Tuesday, September 16, 2008
5951: Madison Avenue And The Color Line—8. Affirmative Action. And Inaction.
Chapter 4 of Madison Avenue and the Color Line by Jason Chambers is titled, “Affirmative Action and the Search for White Collars.” Chambers continues to do a stellar job of presenting the details, showing how various civil rights groups, activists and professionals sought to solve the diversity problems rooted in exclusivity and discrimination. Many political organizations convinced clients and agencies to depict more Blacks in ads and to hire more Blacks, hoping to transform society and inspire desegregation. Diversifying Madison Avenue was just part of a much bigger goal.
Ironically, while Blacks’ presence in advertising messages has arguably improved, the advertising industry has grown more segregated than ever.
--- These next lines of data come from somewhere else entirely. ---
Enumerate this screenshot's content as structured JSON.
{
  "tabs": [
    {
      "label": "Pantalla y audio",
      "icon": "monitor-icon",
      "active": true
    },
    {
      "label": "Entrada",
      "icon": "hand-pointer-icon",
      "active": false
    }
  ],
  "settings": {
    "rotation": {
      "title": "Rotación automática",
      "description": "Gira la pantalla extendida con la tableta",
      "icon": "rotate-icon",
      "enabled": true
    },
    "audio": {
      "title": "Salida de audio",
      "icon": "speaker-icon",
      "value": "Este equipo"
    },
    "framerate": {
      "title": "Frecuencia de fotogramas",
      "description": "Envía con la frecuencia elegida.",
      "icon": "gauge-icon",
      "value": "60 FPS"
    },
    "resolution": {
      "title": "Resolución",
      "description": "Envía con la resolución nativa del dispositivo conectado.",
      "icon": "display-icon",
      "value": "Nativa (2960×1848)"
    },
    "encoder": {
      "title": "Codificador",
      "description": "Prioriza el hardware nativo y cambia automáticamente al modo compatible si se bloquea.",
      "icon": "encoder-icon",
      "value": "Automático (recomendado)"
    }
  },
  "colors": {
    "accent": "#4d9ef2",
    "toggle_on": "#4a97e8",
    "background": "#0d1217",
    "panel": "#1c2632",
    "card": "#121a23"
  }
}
And this week, Advertising Age announced prominent attorney Cyrus Mehri is on the case.
It should be interesting to see if history repeats itself. The 1960s-1970s efforts were ultimately hampered by a weakened economy. Today’s recession will certainly serve as an excuse for further inaction.
Although even the most cash-strapped agency leaders should still invest about $40 and pick up a copy of Madison Avenue and the Color Line.
This is the ninth installment of MultiCultClassics’ running review of Madison Avenue and the Color Line by Jason Chambers. See the previous posts here, here, here, here, here, here, here and here.